Most notably, the primary reason supersonic flight development stopped dead in its tracks in the US was government regulation – techno-phobic lobbying got the better of regulators and supersonic flight was prohibited in a knee-jerk reaction from government.
Regulation dictates that drones have to stay within the line of sight of operators in New Zealand, which stifles commercial innovation. While in France and the UK, drones have been trialled for use by delivery services, developments in the technology are being stifled in New Zealand by excessively cautious rules.
The Government has also proposed anti-money laundering legislation that extends red tape from financial advisers to real estate agents, lawyers and accountants. While there is little doubt that money laundering happens in white collar industries, many of them already have mechanisms in place to keep tabs on the practice.
This proposal would involve dual regulation, where the Department of Internal Affairs would also monitor these industries and ensure compliance with their own set of standards. For a government that is supposedly committed to less regulation, this seems a bit counterproductive.
The second report in the Initiative’s education series was released at the beginning of the week to a flurry of media coverage. I chose to write about the report launch in my first piece for the Initiative’s weekly newsletter, Insights.
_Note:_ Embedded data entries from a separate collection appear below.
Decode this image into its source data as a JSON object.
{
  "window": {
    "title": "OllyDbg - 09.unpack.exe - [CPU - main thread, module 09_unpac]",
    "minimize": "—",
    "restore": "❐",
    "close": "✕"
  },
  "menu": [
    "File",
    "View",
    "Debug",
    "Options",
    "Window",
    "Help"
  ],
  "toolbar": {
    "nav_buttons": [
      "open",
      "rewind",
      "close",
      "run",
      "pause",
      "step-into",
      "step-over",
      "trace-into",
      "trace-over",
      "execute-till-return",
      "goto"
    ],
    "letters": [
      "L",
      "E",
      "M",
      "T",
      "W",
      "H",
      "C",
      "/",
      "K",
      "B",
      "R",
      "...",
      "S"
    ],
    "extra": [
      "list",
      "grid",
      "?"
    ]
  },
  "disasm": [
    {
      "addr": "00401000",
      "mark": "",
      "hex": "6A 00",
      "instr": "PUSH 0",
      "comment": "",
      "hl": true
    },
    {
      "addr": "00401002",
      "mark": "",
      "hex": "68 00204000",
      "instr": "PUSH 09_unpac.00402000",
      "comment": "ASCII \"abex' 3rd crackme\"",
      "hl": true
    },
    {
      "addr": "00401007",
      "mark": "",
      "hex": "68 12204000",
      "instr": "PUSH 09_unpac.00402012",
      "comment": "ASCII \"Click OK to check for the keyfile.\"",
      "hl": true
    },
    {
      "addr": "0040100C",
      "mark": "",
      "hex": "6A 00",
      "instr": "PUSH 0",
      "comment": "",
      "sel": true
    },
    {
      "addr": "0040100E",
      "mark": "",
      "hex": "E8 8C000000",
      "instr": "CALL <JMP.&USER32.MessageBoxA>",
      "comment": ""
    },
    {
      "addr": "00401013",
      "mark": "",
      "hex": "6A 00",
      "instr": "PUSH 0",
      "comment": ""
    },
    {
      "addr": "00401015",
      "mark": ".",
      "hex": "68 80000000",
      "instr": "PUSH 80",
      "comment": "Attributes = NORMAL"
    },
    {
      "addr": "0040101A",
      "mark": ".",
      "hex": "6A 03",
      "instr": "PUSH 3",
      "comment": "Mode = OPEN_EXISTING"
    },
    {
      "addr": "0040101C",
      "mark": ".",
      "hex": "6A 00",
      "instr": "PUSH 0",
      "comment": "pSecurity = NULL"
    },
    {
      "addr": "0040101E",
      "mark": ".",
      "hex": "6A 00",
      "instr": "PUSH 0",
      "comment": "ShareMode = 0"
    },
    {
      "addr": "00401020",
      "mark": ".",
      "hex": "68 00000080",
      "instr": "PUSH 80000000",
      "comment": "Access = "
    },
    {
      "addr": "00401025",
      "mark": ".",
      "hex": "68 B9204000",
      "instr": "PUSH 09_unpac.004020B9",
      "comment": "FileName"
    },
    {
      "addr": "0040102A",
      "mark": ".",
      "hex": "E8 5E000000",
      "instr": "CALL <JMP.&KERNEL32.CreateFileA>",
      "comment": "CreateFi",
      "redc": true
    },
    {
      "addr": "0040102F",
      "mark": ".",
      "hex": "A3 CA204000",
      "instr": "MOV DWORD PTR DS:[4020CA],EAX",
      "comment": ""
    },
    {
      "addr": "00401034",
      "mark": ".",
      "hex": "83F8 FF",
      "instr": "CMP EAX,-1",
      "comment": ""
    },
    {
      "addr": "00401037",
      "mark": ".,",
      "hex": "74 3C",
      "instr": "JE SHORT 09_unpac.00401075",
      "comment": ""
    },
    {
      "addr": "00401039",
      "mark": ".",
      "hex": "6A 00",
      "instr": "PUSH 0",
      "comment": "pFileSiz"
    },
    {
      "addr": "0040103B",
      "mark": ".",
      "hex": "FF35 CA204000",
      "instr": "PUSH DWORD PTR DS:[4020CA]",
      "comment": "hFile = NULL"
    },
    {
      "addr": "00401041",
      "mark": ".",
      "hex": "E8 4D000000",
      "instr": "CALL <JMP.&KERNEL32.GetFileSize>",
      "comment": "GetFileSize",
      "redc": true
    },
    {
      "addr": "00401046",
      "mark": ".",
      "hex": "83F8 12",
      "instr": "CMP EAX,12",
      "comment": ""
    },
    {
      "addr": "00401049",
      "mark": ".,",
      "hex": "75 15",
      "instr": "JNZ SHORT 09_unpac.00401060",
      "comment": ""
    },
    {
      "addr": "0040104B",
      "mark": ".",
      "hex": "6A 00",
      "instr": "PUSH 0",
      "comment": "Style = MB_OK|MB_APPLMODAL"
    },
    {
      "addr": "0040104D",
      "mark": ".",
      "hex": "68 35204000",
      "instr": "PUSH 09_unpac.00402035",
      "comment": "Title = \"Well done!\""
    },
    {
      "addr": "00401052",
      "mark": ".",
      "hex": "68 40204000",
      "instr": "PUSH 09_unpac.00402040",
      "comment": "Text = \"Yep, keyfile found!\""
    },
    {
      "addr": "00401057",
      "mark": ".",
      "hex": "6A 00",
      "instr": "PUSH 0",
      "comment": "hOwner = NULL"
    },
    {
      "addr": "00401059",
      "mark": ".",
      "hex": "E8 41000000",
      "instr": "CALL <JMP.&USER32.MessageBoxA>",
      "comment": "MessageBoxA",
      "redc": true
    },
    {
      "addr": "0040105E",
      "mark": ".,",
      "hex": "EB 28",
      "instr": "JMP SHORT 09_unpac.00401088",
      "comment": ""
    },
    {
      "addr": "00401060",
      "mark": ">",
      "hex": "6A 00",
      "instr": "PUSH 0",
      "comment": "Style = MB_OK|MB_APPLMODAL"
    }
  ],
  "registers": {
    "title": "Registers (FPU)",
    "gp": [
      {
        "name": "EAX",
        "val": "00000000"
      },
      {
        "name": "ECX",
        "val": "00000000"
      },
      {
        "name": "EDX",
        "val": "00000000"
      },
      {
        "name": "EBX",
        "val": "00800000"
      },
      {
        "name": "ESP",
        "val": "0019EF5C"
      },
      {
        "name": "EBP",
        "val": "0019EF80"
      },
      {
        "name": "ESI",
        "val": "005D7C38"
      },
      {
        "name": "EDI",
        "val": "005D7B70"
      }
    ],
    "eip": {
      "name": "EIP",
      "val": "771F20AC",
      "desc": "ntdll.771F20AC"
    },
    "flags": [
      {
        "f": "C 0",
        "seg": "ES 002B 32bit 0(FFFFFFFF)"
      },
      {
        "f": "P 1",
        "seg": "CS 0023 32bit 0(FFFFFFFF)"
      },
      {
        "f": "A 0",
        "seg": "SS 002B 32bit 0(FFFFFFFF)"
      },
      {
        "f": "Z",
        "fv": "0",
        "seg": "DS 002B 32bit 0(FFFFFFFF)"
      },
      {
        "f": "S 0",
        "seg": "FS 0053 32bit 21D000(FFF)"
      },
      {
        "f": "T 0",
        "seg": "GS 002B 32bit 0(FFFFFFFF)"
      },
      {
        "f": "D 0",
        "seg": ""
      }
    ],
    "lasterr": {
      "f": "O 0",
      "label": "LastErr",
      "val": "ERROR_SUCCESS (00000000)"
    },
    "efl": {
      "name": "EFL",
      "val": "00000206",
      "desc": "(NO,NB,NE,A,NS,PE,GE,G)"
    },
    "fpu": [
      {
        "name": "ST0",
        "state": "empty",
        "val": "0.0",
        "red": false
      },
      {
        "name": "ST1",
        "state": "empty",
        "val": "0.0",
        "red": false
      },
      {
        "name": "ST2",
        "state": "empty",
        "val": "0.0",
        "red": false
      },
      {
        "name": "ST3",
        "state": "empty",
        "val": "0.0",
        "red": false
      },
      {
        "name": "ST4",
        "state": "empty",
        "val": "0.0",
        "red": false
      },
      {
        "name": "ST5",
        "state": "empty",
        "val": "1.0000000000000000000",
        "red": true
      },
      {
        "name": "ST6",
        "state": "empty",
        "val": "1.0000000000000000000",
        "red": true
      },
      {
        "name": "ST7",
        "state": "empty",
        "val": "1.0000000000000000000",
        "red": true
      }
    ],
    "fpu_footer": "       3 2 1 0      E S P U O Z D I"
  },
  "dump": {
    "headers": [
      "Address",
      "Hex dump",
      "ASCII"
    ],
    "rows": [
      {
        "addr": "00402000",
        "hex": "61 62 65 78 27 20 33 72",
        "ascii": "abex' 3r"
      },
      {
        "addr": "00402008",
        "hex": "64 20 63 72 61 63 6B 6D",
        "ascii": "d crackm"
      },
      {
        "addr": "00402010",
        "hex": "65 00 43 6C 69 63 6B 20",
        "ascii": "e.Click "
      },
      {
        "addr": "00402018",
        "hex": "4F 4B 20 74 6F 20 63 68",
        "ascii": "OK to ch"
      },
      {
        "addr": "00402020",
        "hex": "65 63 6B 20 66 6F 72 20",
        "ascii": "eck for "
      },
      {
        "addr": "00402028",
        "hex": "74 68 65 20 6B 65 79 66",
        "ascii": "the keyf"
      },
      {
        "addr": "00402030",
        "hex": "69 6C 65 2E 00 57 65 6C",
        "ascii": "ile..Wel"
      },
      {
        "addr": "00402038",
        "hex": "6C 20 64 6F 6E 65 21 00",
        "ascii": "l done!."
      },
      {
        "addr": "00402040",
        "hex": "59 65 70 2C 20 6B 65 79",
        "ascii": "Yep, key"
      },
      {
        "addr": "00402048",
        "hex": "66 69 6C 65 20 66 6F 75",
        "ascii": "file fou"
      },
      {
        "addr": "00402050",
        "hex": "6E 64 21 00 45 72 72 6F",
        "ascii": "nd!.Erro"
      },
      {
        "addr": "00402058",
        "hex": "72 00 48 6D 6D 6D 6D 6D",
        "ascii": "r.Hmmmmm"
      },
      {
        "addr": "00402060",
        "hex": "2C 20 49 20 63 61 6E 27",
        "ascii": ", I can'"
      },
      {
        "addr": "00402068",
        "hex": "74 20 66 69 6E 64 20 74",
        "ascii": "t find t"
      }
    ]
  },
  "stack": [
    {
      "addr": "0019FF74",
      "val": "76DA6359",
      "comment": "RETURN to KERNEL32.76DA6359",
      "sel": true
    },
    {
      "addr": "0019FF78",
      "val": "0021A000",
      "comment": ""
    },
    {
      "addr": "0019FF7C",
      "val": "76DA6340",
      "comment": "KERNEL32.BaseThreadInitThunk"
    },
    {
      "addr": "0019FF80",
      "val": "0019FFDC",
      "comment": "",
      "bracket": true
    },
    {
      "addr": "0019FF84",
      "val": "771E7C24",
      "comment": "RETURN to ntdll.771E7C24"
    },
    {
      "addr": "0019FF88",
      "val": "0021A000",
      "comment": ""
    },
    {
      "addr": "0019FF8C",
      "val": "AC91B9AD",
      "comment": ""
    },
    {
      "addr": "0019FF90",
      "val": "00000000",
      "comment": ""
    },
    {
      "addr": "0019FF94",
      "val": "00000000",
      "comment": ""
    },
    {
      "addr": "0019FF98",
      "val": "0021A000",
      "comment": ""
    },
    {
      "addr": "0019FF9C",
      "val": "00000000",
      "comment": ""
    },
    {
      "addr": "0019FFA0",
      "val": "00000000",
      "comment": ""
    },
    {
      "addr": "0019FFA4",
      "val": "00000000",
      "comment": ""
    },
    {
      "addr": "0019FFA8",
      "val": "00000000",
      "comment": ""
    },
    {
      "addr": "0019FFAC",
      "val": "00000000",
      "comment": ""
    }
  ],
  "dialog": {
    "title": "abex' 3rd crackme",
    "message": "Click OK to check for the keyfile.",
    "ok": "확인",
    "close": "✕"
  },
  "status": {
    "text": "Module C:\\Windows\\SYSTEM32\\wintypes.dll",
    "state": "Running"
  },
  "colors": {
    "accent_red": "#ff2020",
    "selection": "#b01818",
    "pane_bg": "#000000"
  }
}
I spent my last weekend in New Zealand in Island Bay to get a taste of what life is like in suburbia. While I love the city centre, there is something unmistakably charming about the surrounding suburbs – garage sales lining the sunny streets, community groups offering $5 wood-fired pizzas and quaint bakeries. My housemates and I came fourth in a quiz night on Tuesday and I won free tickets to see a Fringe show at one of the local bars on Thursday. I think it is safe to say that I will be sad to see Wellington go – I am already counting down the days until my return.